Gail Davidson admits she was a little nervous when she arrived in Yellowstone for her first season working for Yellowstone National Park (YNP) Lodges. At 70 years old, she was worried about learning a new job, and living and working in close quarters with people she didn’t know.
Her fears soon vanished as a new adventure unfolded. “I love meeting the people here,” says Davidson, who is now in her second season. “I love the wildlife, I love the hiking, I love the conversations around the table with other employees. You know, there isn’t much I don’t love about it!”
Davidson first came to Yellowstone a few years after her husband passed away. On a trip to Cody, Wyoming with a group of girlfriends, Davidson visited Yellowstone where she talked with seasonal employees who had great things to say about their experience. She arrived to work at Grant Village the following season, as a cook in the Employee Dining Room.
Kelly Burns, Recruitment Marketing Specialist with YNP Lodges says that working in Yellowstone can be a great option for seniors who aren’t quite ready for retired life. For those who still crave adventure, working in Yellowstone allows them to meet people of all ages who have similar interests.
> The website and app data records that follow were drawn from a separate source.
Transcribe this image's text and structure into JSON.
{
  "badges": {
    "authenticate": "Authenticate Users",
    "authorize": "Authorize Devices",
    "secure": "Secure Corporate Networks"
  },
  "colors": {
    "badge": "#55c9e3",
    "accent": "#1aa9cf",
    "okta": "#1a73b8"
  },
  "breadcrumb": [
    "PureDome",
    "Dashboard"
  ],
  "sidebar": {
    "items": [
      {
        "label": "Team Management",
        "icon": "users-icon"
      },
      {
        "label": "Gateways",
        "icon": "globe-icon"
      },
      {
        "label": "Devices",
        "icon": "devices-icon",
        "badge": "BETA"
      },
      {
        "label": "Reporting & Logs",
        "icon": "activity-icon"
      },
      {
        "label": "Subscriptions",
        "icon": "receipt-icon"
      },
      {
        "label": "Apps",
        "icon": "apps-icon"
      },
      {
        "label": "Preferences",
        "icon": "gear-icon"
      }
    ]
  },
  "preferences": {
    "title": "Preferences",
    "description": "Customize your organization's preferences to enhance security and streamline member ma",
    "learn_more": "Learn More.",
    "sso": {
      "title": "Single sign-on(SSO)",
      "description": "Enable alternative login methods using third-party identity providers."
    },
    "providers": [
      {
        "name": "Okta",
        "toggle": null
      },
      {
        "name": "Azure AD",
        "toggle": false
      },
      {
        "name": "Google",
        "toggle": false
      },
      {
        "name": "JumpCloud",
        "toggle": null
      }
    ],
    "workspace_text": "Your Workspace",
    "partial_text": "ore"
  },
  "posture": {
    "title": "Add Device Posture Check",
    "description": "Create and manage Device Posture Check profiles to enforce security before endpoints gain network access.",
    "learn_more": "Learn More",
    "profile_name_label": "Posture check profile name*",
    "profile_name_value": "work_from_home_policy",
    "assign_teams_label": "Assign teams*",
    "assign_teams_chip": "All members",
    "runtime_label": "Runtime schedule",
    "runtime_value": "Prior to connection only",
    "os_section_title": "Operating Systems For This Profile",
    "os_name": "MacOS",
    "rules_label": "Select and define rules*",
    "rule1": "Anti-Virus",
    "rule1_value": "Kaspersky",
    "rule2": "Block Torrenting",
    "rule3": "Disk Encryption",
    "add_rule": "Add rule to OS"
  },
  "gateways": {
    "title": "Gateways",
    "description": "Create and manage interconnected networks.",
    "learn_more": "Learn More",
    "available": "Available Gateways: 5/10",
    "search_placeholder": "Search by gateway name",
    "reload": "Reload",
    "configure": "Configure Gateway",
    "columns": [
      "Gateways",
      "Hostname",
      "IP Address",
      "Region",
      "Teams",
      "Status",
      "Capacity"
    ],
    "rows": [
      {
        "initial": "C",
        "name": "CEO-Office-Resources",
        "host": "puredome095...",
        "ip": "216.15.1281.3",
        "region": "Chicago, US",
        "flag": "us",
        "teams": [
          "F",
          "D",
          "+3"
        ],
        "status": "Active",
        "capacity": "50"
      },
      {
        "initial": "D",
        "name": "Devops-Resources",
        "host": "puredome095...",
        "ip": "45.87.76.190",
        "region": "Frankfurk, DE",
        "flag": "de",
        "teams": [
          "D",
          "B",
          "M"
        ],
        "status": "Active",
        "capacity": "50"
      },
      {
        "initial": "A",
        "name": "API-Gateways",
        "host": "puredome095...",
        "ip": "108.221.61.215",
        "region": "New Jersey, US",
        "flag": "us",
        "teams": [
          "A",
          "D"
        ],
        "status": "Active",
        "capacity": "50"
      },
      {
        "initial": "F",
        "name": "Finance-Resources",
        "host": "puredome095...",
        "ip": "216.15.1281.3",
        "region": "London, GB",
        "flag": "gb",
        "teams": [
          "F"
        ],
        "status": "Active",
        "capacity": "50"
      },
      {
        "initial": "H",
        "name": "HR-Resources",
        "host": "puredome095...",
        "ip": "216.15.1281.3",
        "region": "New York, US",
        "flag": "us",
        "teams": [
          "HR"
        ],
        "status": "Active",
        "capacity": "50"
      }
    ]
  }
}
Davidson particularly enjoys interacting with the international ‘kids’—young adults working in the park for the summer. “They push me to get out and see even more things,” says Davidson, fondly recounting boating adventures on Yellowstone Lake, and a particularly interesting hiking adventure with one of her young friends. They got turned around in a thunderstorm, and didn’t make it off the trail until almost dark, singing together to keep their spirits up. “We said well, we did make it out, and we survived it all, and it was just a very memorable experience,” she says.
Burns says that many retirees enjoy living, working, and exploring alongside their younger coworkers, where they can learn from each other’s varied viewpoints and life experiences. One young employee said that the retirees he worked with were some of the most inspiring and adventurous people he has ever met. Not only are retirees able to connect with a younger generation, but they are also able to meet other seniors who have similar interests like hiking, playing cards, and wildlife watching.
Most employees live in dorms, although there are some RV spaces available. Davidson enjoys the dorm life. “I’ve always had good roommates, and I love the fact that I don’t have to cook…it’s nice to go to the dining hall and get something to eat and go about your day. I don’t have to worry about doing the dishes, it’s just ideal,” she says.
For retirees considering a seasonal job in Yellowstone, Davidson has some advice. “At our age sometimes it’s a one-time opportunity. Go ahead and take it!” If you come with an open mind for new experiences and adventures, she says, you’ll have a great time. “The experience is what you make of it. I’ve met wonderful people, seen wonderful things, and have no regrets whatsoever.”
Jenny Golding is the founding editor of A Yellowstone Life and writes from her home at the north entrance to Yellowstone in Gardiner, Montana.